▸ Material shown
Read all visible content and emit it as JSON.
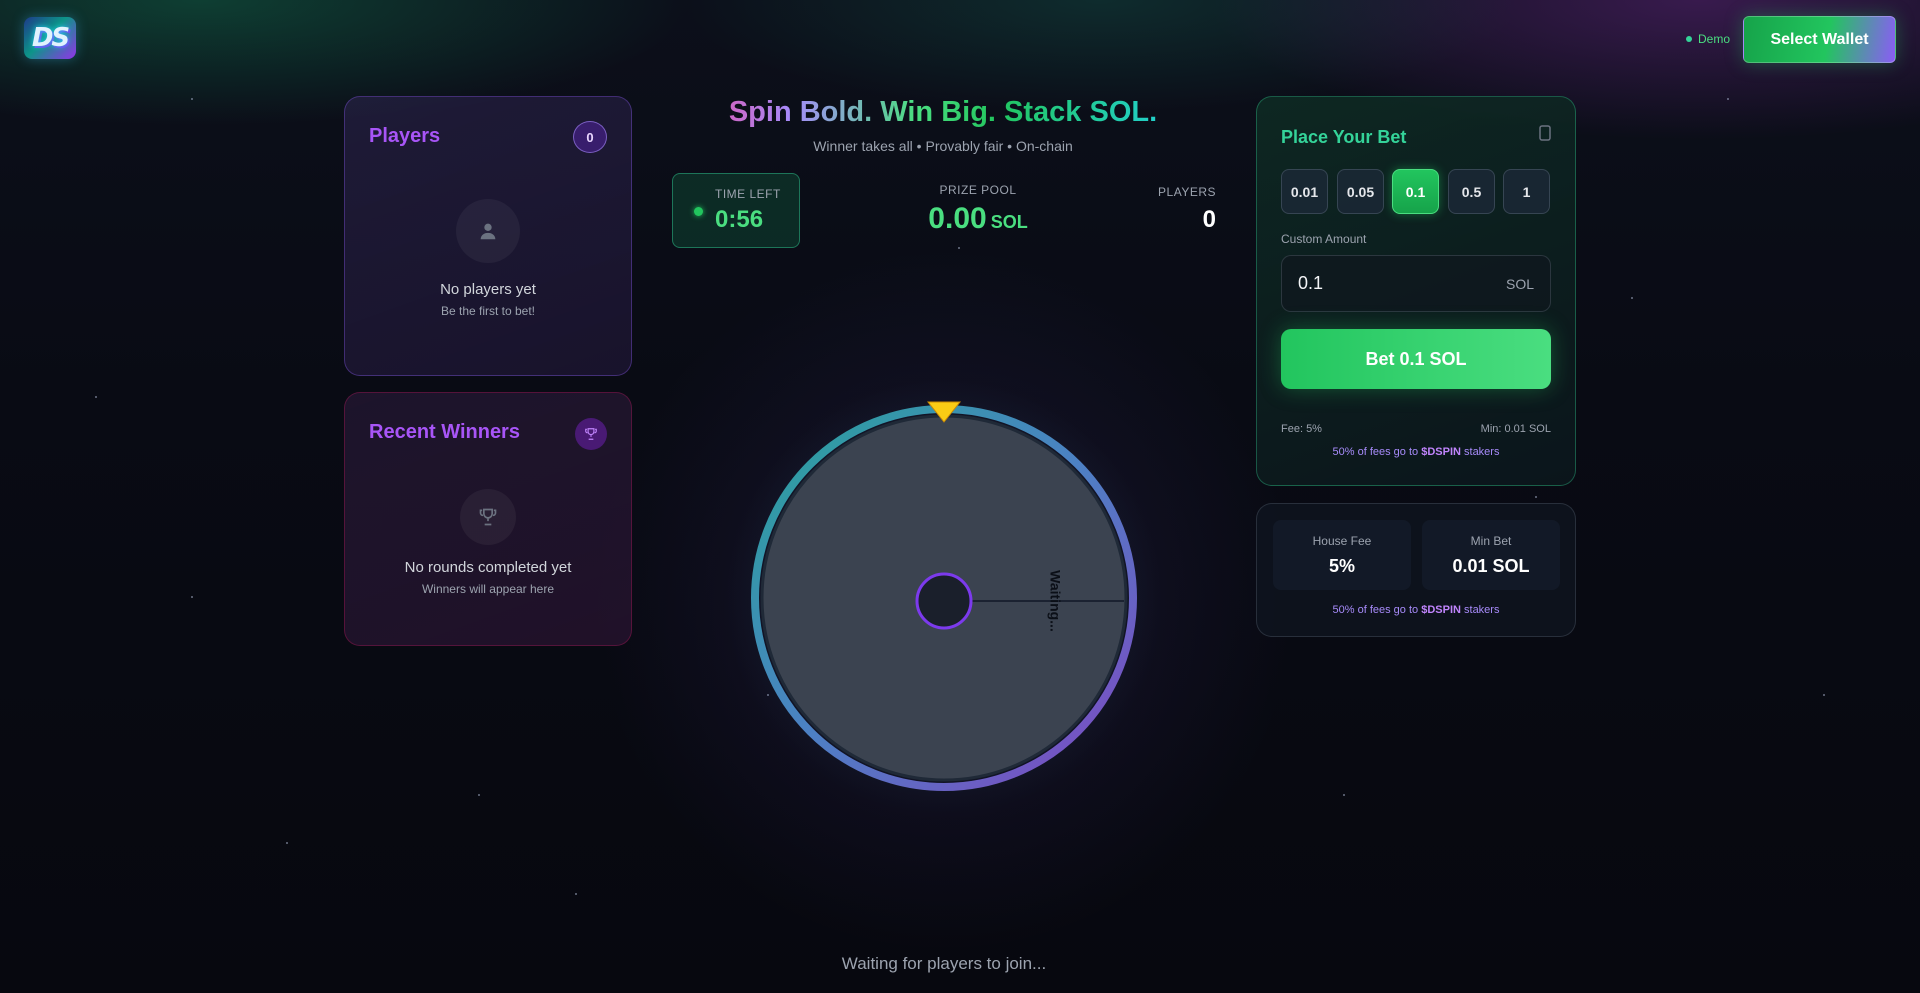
{
  "header": {
    "logo_text": "DS",
    "mode_label": "Demo",
    "wallet_button": "Select Wallet"
  },
  "players_panel": {
    "title": "Players",
    "count": "0",
    "empty_icon": "user-icon",
    "empty_title": "No players yet",
    "empty_subtitle": "Be the first to bet!"
  },
  "winners_panel": {
    "title": "Recent Winners",
    "badge_icon": "trophy-icon",
    "empty_icon": "trophy-icon",
    "empty_title": "No rounds completed yet",
    "empty_subtitle": "Winners will appear here"
  },
  "hero": {
    "headline": "Spin Bold. Win Big. Stack SOL.",
    "subline": "Winner takes all • Provably fair • On-chain"
  },
  "round": {
    "time_left_label": "TIME LEFT",
    "time_left": "0:56",
    "prize_pool_label": "PRIZE POOL",
    "prize_pool": "0.00",
    "prize_unit": "SOL",
    "players_label": "PLAYERS",
    "players_count": "0"
  },
  "wheel": {
    "waiting_label": "Waiting...",
    "status": "Waiting for players to join..."
  },
  "bet": {
    "title": "Place Your Bet",
    "info_icon": "info-icon",
    "chips": [
      "0.01",
      "0.05",
      "0.1",
      "0.5",
      "1"
    ],
    "active_chip": "0.1",
    "custom_label": "Custom Amount",
    "amount_value": "0.1",
    "amount_unit": "SOL",
    "bet_button": "Bet 0.1 SOL",
    "fee_text": "Fee: 5%",
    "min_text": "Min: 0.01 SOL",
    "stakers_prefix": "50% of fees go to ",
    "stakers_token": "$DSPIN",
    "stakers_suffix": " stakers"
  },
  "stats": {
    "house_fee_label": "House Fee",
    "house_fee": "5%",
    "min_bet_label": "Min Bet",
    "min_bet": "0.01 SOL",
    "stakers_prefix": "50% of fees go to ",
    "stakers_token": "$DSPIN",
    "stakers_suffix": " stakers"
  },
  "colors": {
    "accent_green": "#22c55e",
    "accent_purple": "#a855f7",
    "background": "#090b14"
  }
}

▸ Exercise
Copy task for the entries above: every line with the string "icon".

▸ Solved problem
    "empty_icon": "user-icon",
    "badge_icon": "trophy-icon",
    "empty_icon": "trophy-icon",
    "info_icon": "info-icon",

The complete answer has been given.